A Denver native, I was an East High Angel, part-time I attended Fred N. Thomas Career Education Center in the early Nineties, where we shot on the CP-16 and edited on the Moviola flatbed, we also recorded on the Nagra. I went on to film school in New Mexico at the College of Santa Fe (now the Santa Fe University of Art and Design). I spent half of my time in the music department, and became proficient in Pro Tools. After College, I landed a gig as a boom operator on a low-budget indie, being shot in Fort Collins. It started out paying zip; about halfway through the film they came up with a little money, and they offered me something like a couple hundred bucks a week. Then, after working on several sound projects of similar caliber, I bought a small package and relocated to Los Angeles.

I worked professionally in LA for five years. The great thing about that town was that I would find myself working on the gamut of film, video, music video, commercial, reality, ENG/EPK and documentary projects that were shooting at that time. It was a revolving door of random projects, and I was basically a day-player. That’s how you really learn the town, because you could wind up shooting anywhere tomorrow. I mixed several low-budget indies, the kind shot at Lacy Street Studios and on-location, not the big studios.. But, I still had this desire to work on the big shows. I was married in 2006. My wife and I moved to Santa Fe in 2007, where I had college contacts, and the feature film and TV series businesses were hopping. After a short time getting into the network of sound technicians, as well as the union, I began to get my first taste of the big budget movies and TV series. I fell in as a boom operator, even though I really wanted to mix, but looking back, that was for the best because I truly was not prepared for the desert and all-weather shooting, most people aren’t. In New Mexico, they say every show is a western, and that’s what they mean. It takes special experience and gear to work in those conditions. Scorching heat, 80mph wind gusts; then freezing ice and snow, not to mention the altitude. It’s a very unforgiving environment, especially when it comes to expensive sound equipment. The other sound mixers there had decades of experience before I came along; these guys were experts of movie production in New Mexico, and I wanted to learn from the best. So, I boomed. Turns out it was a good position to have because so few others wanted to do it, and many of those who wanted to, were just not able to give what’s necessary for the job.
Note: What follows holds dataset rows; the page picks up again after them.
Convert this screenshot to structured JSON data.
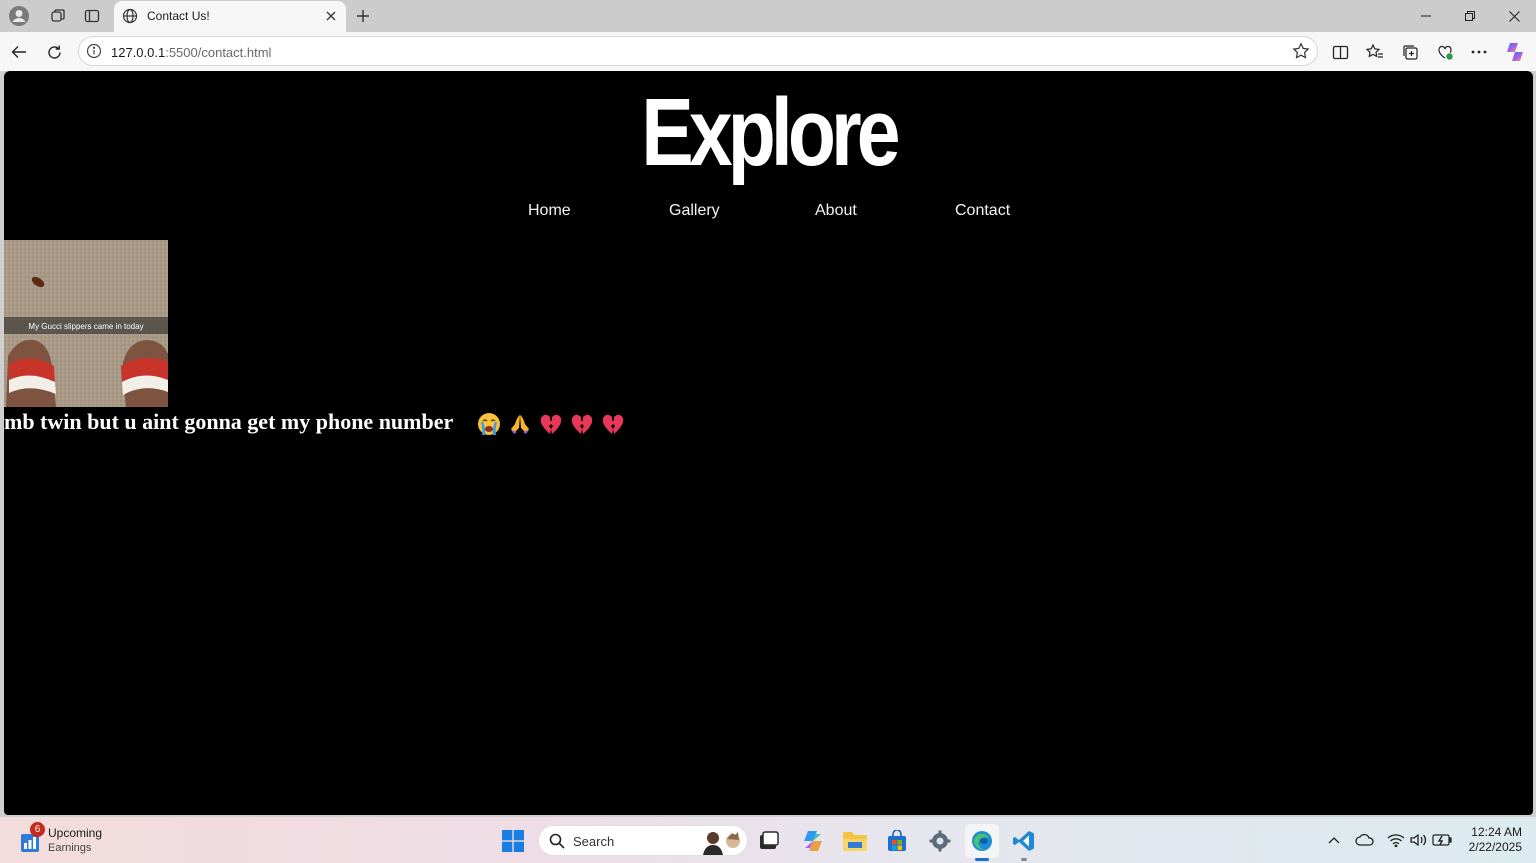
{
  "browser": {
    "tab_title": "Contact Us!",
    "address_host": "127.0.0.1",
    "address_path": ":5500/contact.html"
  },
  "page": {
    "logo": "Explore",
    "nav": [
      "Home",
      "Gallery",
      "About",
      "Contact"
    ],
    "photo_caption": "My Gucci slippers came in today",
    "message": "mb twin but u aint gonna get my phone number",
    "emojis": [
      "loudly-crying-face",
      "folded-hands",
      "broken-heart",
      "broken-heart",
      "broken-heart"
    ]
  },
  "taskbar": {
    "weather_badge": "6",
    "weather_title": "Upcoming",
    "weather_subtitle": "Earnings",
    "search_placeholder": "Search",
    "time": "12:24 AM",
    "date": "2/22/2025"
  },
  "colors": {
    "page_bg": "#000000",
    "text": "#ffffff",
    "broken_heart": "#e8385a"
  }
}
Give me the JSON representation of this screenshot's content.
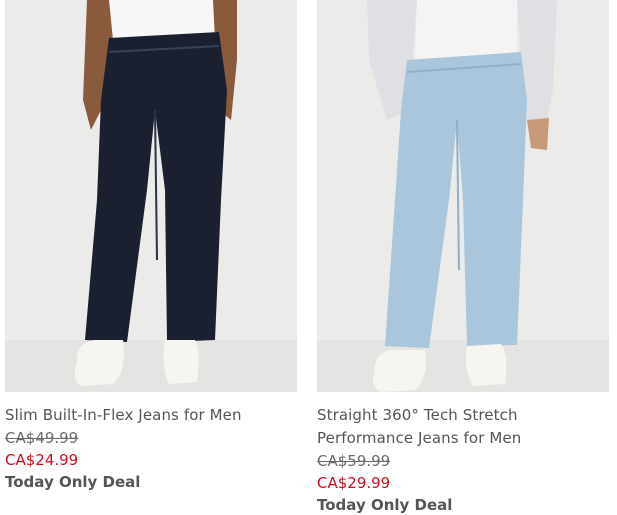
{
  "products": [
    {
      "image_alt": "",
      "title": "Slim Built-In-Flex Jeans for Men",
      "original_price": "CA$49.99",
      "sale_price": "CA$24.99",
      "deal_label": "Today Only Deal",
      "colors": {
        "denim": "#1b2030",
        "shirt": "#f6f6f6",
        "skin": "#8a5a3c"
      }
    },
    {
      "image_alt": "",
      "title": "Straight 360° Tech Stretch Performance Jeans for Men",
      "original_price": "CA$59.99",
      "sale_price": "CA$29.99",
      "deal_label": "Today Only Deal",
      "colors": {
        "denim": "#a9c6dc",
        "shirt": "#f3f3f3",
        "skin": "#c89a7a"
      }
    }
  ],
  "colors": {
    "sale": "#cc0d1c",
    "text": "#555555",
    "image_bg": "#ebebe9"
  }
}
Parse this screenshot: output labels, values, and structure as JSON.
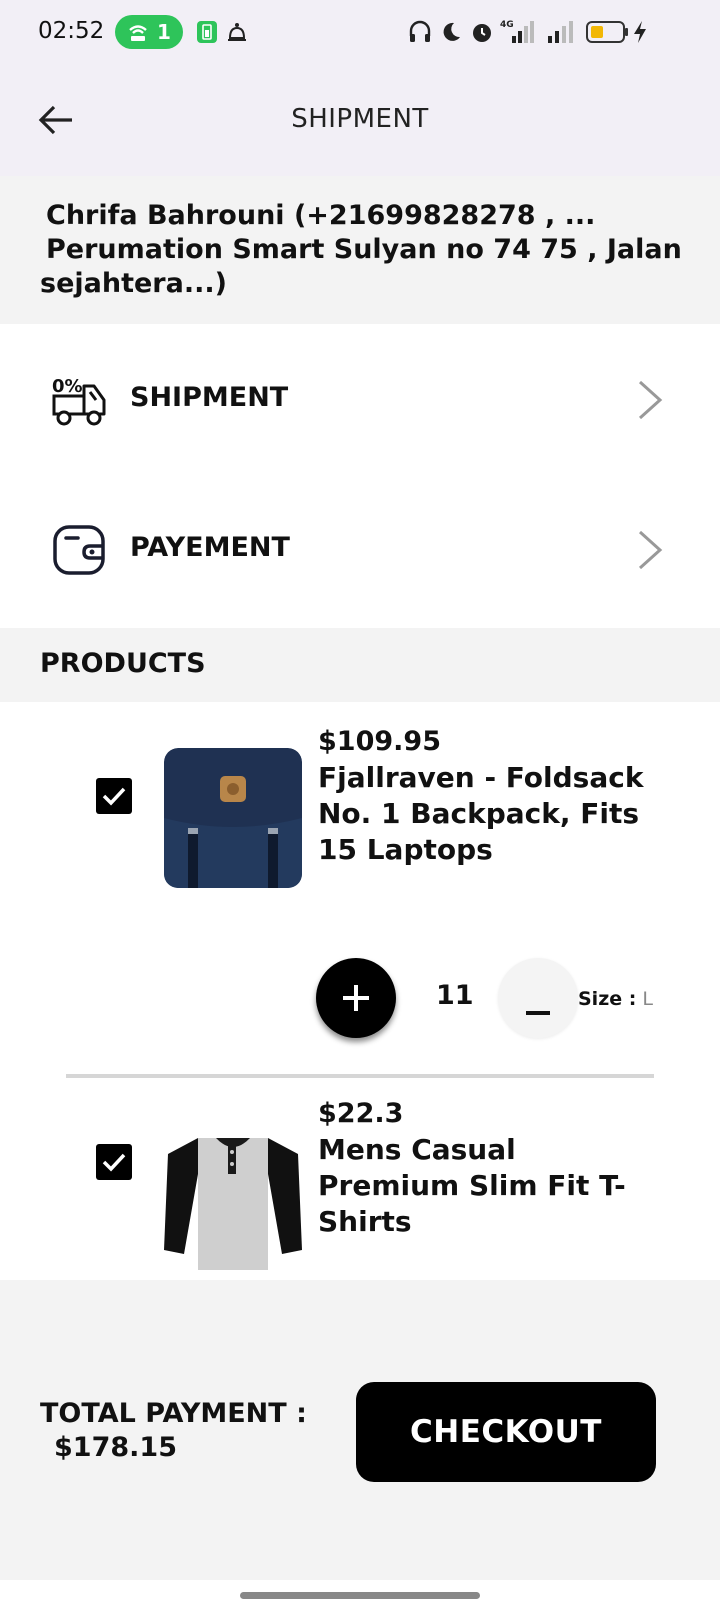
{
  "status_bar": {
    "time": "02:52",
    "hotspot_count": "1",
    "icons": [
      "hotspot-icon",
      "battery-saver-icon",
      "notification-icon",
      "headphones-icon",
      "moon-icon",
      "alarm-icon",
      "signal-4g-icon",
      "signal-icon",
      "battery-icon",
      "charging-icon"
    ],
    "accent_color": "#2ec45a"
  },
  "header": {
    "title": "SHIPMENT",
    "back_icon": "arrow-left-icon"
  },
  "address": {
    "line1": "Chrifa Bahrouni (+21699828278  , ...",
    "line2": "Perumation Smart Sulyan no 74 75 , Jalan",
    "line3": "sejahtera...)"
  },
  "menu": {
    "shipment": {
      "label": "SHIPMENT",
      "icon": "delivery-truck-icon"
    },
    "payment": {
      "label": "PAYEMENT",
      "icon": "wallet-icon"
    }
  },
  "products": {
    "title": "PRODUCTS",
    "items": [
      {
        "checked": true,
        "price": "$109.95",
        "title": "Fjallraven - Foldsack No. 1 Backpack, Fits 15 Laptops",
        "quantity": "11",
        "size_label": "Size :",
        "size_value": "L"
      },
      {
        "checked": true,
        "price": "$22.3",
        "title": "Mens Casual Premium Slim Fit T-Shirts"
      }
    ]
  },
  "footer": {
    "total_label": "TOTAL PAYMENT :",
    "total_value": "$178.15",
    "checkout_label": "CHECKOUT"
  }
}
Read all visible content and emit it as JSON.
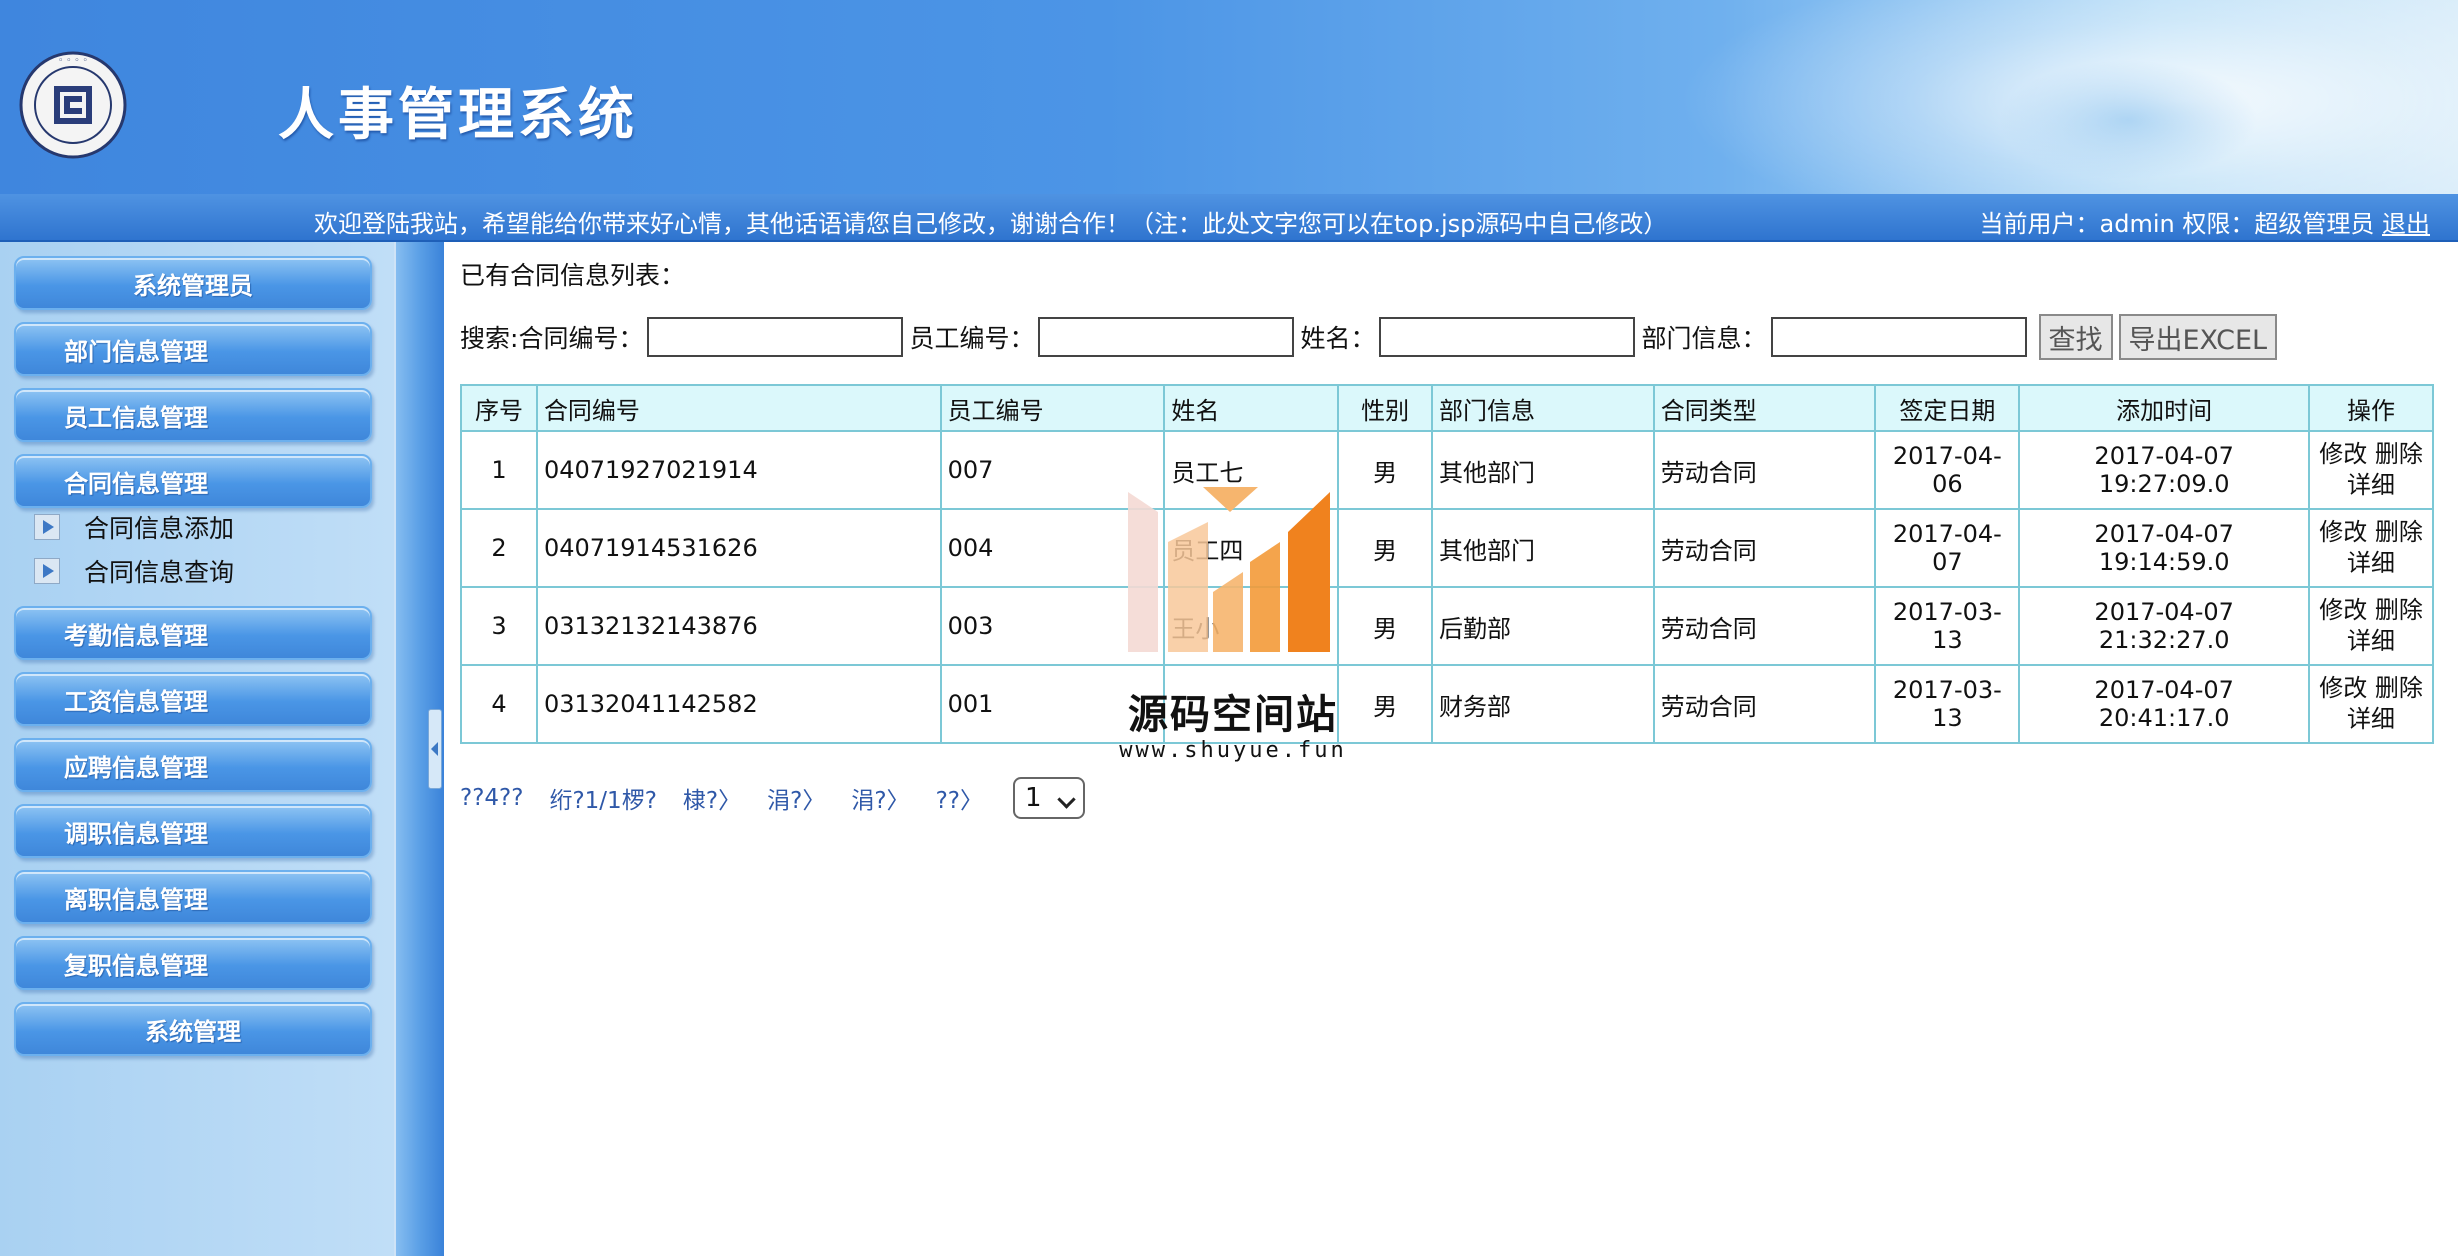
{
  "header": {
    "title": "人事管理系统",
    "welcome": "欢迎登陆我站，希望能给你带来好心情，其他话语请您自己修改，谢谢合作！（注：此处文字您可以在top.jsp源码中自己修改）",
    "user_prefix": "当前用户：admin 权限：超级管理员",
    "logout": "退出",
    "logo_icon": "university-seal-icon"
  },
  "sidebar": {
    "items": [
      {
        "label": "系统管理员"
      },
      {
        "label": "部门信息管理"
      },
      {
        "label": "员工信息管理"
      },
      {
        "label": "合同信息管理"
      },
      {
        "label": "考勤信息管理"
      },
      {
        "label": "工资信息管理"
      },
      {
        "label": "应聘信息管理"
      },
      {
        "label": "调职信息管理"
      },
      {
        "label": "离职信息管理"
      },
      {
        "label": "复职信息管理"
      },
      {
        "label": "系统管理"
      }
    ],
    "sub_items": [
      {
        "label": "合同信息添加"
      },
      {
        "label": "合同信息查询"
      }
    ]
  },
  "main": {
    "list_title": "已有合同信息列表：",
    "search": {
      "prefix": "搜索: ",
      "contract_no_label": "合同编号：",
      "contract_no_value": "",
      "emp_no_label": "员工编号：",
      "emp_no_value": "",
      "name_label": "姓名：",
      "name_value": "",
      "dept_label": "部门信息：",
      "dept_value": "",
      "find_button": "查找",
      "export_button": "导出EXCEL"
    },
    "table": {
      "headers": [
        "序号",
        "合同编号",
        "员工编号",
        "姓名",
        "性别",
        "部门信息",
        "合同类型",
        "签定日期",
        "添加时间",
        "操作"
      ],
      "rows": [
        {
          "idx": "1",
          "contract_no": "04071927021914",
          "emp_no": "007",
          "name": "员工七",
          "gender": "男",
          "dept": "其他部门",
          "type": "劳动合同",
          "sign_date": "2017-04-06",
          "add_time": "2017-04-07 19:27:09.0"
        },
        {
          "idx": "2",
          "contract_no": "04071914531626",
          "emp_no": "004",
          "name": "员工四",
          "gender": "男",
          "dept": "其他部门",
          "type": "劳动合同",
          "sign_date": "2017-04-07",
          "add_time": "2017-04-07 19:14:59.0"
        },
        {
          "idx": "3",
          "contract_no": "03132132143876",
          "emp_no": "003",
          "name": "王小",
          "gender": "男",
          "dept": "后勤部",
          "type": "劳动合同",
          "sign_date": "2017-03-13",
          "add_time": "2017-04-07 21:32:27.0"
        },
        {
          "idx": "4",
          "contract_no": "03132041142582",
          "emp_no": "001",
          "name": "",
          "gender": "男",
          "dept": "财务部",
          "type": "劳动合同",
          "sign_date": "2017-03-13",
          "add_time": "2017-04-07 20:41:17.0"
        }
      ],
      "op_edit": "修改",
      "op_delete": "删除",
      "op_detail": "详细"
    },
    "pager": {
      "links": [
        "??4??",
        "绗?1/1椤?",
        "棣?〉",
        "涓?〉",
        "涓?〉",
        "??〉"
      ],
      "page_select": "1"
    }
  },
  "watermark": {
    "text": "源码空间站",
    "url": "www.shuyue.fun"
  },
  "colors": {
    "header_blue": "#3f86de",
    "table_border": "#7cc8d6",
    "table_header_bg": "#dbf8fb",
    "sidebar_bg": "#b5d8f5",
    "watermark_orange": "#f0821e"
  }
}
I worked to establish solid relationships with the best sound mixers I could meet; namely Bayard Carey (The Missing, Crazy Heart), David Brownlow (Hoosiers, The Spirit) and Darryl Frank (Breaking Bad, The Last Stand). These were the local guys, but often, big LA sound mixers would come into town, and I’d get the opportunity to work with guys like David Macmillan who has won three Oscars for sound mixing. Over all, I’d say my best film is Crazy Heart, and my best TV series is definitely Breaking Bad. Although I worked on No Country for Old Men, I was a Second Unit Sound Mixer, and I was not credited. This happens often if you only do a short stint on a movie.